The technology in the film is not only futuristic, but it’s kind of ultra-modern. Is that based on anything? Did you guys work with a science team?
Don Hall: When you watch the credits you’ll see, “Thank you, science.” There were many roboticist that I consulted with on the movie. On a research trip I meet Dr. Tom Wagner from iRobot, he became a consultant on the film early on. We ran all types of technology through him such as plasma blades. We want Wasabi to have plasma blades. Can that happen? And he’s would say, “Well, yes, if you do this, and you did that,” and some of it we’d use and some of it we pulled back just for design reasons.
Everything in the movie is researched and grounded because we tried to keep it real as possible. Even with telekinesis which we thought we were really bending the rules there, but come to find out that people are actually working on that.
Chris Williams: It’s a hard thing to do, to make a movie where you’re trying to deal with the latest cutting-edge technology. One of the challenges is the actual technology is moving so quickly and we have to make sure we get our movie out ahead of it. I think we managed it.
Is there a message that you are trying to send about the emotional relationship between a boy and his robot, compared to nowadays, it’s people and technology and their SmartPhone?
Don Hall: Early on as I was doing my research it became very apparent that Western and Eastern cultures view technology differently. This came to a head with Chris Atkinson, who was the soft roboticist. He explained how frustrated he is as a roboticist that Western movies always portray the robots as villains. He said “When is somebody gonna put a robot up on screen that I’ve never seen before, and when is that robot going to be the hero of the movie?” And I was said, “Yeah, yeah, yeah, you had me at inflatable.”
There’s an Eastern philosophy that technology will give us a brighter tomorrow. But a lot of times in the West, it’s going to be our downfall. So ultimately it has nothing to do with the technology, it’s about who wields that technology. The theme of loss is really our main theme, but there were a lot of elements that went into the movie.
In researching robotics, the film’s team consulted with engineers at Carnegie Mellon University who were working in the new field of “soft robotics” using inflatable vinyl. Hall stated that the technology “will have potential probably in the medical industry in the future, making robots that are very pliable and gentle and not going to hurt people when they pick them up.” In terms of Baymax’s design, Hall mentioned that the look of the mechanical armor took some time “because of the sheer amount of robots out there and just trying to get something that felt like the personality of the character.” Co-director Williams stated “A big part of the design challenge is when he puts on the armor you want to feel that he’s a very powerful intimidating presence…at the same time, design-wise he has to relate to the really adorable simple vinyl robot underneath.”
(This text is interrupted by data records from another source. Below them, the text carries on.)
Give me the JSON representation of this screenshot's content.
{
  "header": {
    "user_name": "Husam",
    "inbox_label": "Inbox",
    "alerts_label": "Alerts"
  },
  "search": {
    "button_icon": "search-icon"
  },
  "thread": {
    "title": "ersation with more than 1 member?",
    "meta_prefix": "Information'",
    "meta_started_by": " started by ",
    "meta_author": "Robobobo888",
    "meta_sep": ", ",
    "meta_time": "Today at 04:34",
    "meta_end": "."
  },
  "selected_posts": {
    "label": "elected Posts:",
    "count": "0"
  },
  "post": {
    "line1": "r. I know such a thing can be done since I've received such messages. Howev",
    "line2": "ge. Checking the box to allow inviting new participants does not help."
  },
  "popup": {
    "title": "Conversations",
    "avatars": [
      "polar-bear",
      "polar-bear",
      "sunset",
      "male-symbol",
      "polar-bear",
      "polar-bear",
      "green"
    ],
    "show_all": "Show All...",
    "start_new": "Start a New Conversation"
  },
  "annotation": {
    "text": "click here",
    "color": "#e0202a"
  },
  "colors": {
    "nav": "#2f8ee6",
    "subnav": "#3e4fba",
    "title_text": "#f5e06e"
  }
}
And I got to draw Baymax!
Disney invited me to LA for an all expense trip. All opinions are mine.